‘Gray, c’mon love, you’re being silly. America has everything bigger and better than we have.’
‘Bigger? Better? I’m sure the Yanks don’t have a Big Banana, or a Big Avocado, and you can bet your bottom dollar they ain’t got a Big Mango or a Big Pineapple!’
‘And I bet they don’t have a Big Poo like Kiama, either,’ Max threw in, which even made Mum giggle.
… ‘There’s the Big Mushroom in Canberra, and there’s a Big Cow somewhere and a Giant Kangaroo, but ah, no, you women want to go to some Big Fancy Apple in America.’

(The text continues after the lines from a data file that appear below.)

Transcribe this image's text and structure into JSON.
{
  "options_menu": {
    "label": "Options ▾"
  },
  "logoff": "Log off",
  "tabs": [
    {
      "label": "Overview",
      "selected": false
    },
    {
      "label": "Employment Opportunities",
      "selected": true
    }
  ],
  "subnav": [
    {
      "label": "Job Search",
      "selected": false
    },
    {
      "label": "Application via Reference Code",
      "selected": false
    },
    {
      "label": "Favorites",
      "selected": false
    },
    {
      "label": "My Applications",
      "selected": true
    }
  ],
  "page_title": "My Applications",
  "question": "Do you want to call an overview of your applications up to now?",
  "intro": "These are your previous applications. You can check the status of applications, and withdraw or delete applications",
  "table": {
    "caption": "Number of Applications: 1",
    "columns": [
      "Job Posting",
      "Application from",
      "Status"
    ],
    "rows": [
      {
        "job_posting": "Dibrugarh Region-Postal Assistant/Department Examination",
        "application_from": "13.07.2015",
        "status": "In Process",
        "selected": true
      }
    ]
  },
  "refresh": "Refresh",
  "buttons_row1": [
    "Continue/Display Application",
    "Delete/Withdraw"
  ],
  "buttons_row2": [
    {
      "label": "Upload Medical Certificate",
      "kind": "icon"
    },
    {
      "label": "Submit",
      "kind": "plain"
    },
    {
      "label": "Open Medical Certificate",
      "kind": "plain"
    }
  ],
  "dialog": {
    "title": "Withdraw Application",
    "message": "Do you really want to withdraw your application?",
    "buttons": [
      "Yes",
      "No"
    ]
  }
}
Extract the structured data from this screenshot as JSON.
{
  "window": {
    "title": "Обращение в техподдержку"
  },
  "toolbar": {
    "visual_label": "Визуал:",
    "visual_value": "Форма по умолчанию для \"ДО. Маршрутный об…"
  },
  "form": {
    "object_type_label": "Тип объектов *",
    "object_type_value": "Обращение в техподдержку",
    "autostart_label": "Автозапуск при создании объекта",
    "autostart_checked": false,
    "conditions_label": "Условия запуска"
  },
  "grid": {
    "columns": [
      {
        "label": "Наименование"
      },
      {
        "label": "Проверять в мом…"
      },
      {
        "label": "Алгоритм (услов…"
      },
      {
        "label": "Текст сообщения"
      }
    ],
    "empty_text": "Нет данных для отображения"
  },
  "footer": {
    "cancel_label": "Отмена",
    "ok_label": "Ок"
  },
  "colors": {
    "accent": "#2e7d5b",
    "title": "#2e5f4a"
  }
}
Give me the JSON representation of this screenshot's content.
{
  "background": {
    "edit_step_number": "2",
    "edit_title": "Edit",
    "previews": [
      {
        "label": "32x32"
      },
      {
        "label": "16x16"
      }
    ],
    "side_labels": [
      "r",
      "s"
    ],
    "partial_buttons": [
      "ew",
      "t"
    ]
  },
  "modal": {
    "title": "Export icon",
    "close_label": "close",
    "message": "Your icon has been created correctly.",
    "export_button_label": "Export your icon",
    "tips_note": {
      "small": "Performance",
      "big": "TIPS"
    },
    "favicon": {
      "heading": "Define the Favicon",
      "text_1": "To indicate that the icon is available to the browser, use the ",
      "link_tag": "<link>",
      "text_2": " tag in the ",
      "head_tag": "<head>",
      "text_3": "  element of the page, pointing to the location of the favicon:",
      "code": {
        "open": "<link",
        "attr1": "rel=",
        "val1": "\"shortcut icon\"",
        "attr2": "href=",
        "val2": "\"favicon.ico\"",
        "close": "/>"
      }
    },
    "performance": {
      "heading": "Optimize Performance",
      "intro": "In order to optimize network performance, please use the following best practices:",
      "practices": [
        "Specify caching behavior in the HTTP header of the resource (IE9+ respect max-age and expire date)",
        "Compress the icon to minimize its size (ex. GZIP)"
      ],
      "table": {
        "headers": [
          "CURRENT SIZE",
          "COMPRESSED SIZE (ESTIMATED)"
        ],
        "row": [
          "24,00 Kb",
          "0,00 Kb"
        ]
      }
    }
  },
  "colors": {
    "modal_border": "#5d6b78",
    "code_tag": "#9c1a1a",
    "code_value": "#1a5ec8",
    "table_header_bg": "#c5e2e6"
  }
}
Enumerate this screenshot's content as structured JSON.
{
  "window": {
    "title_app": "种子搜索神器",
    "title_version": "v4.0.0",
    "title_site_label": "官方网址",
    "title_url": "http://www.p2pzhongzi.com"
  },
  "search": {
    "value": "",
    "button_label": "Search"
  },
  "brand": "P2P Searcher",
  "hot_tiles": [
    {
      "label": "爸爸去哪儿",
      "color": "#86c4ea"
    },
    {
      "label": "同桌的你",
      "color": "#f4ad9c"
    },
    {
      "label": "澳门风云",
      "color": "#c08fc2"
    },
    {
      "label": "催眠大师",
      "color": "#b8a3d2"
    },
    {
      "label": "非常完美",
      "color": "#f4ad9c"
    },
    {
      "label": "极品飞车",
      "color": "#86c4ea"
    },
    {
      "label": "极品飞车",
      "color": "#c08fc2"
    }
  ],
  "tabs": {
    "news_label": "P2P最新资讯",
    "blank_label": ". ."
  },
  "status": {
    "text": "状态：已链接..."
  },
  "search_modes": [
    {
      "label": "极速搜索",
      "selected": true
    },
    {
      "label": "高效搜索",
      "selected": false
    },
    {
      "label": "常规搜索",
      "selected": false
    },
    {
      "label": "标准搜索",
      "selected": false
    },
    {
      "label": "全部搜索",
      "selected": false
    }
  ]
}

Dad stood up and took his cup to the sink. ‘I’m sorry, love, but the Big Merino has been good enough for our mob for the longest time. No big piece of fruit is going to make me let any daughter of mine go to New York.’
That said, I couldn’t empathise with Lauren. Her lack of self-esteem was frustrating, and she doesn’t change much by the end except maybe to realise how silly she is.
Monica McInerney’s older, rather unusual protagonist is a welcome contrast from most of the comedic heroines in the anthology, and so too is the more internalised narrative in Elizabeth’s News. I love the notion of healing and making human connections through stories. McInerney explores grief and recovery, and the uniqueness of that process, which may be difficult for others to comprehend. In Elizabeth, McInerney conveys the sheer pleasure of pleasing oneself.
But my favourite in the anthology is a beautiful, bittersweet tale by Melina Marchetta. Surprisingly, it features a male protagonist. Twelve Minutes explores the innocence of love, its frailty against—and ability to survive—life’s cataclysms. It goes from euphoria to devastation in one flick of a page. It’s a story about risk and vulnerability and grief and it’s so poignant and heartbreaking and lovely that I read it twice in one sitting. Marchetta’s style is excruciatingly subtle, every sentence packed with nuance without crowding the reader.
I’m convinced it ends happily. It must.
Yay or nay?
10 Short Stories You Must Read is an excellent sampler of contemporary Australian authors, and I’d be surprised if you couldn’t find at least 1 story that entices you to pick up a book by the author. This anthology will keep you company on public transport or the doctor’s surgery. It’s the gelateria of books—you may not love all the flavours, but there’s nothing to lose by trying, you’re done in about 15 minutes, and if you’re lucky, you’ll be left wanting more.
10 Short Stories You Must Read is free when you purchase a book featured in the Books Alive guide. The offer is available from participating bookshops until September 30.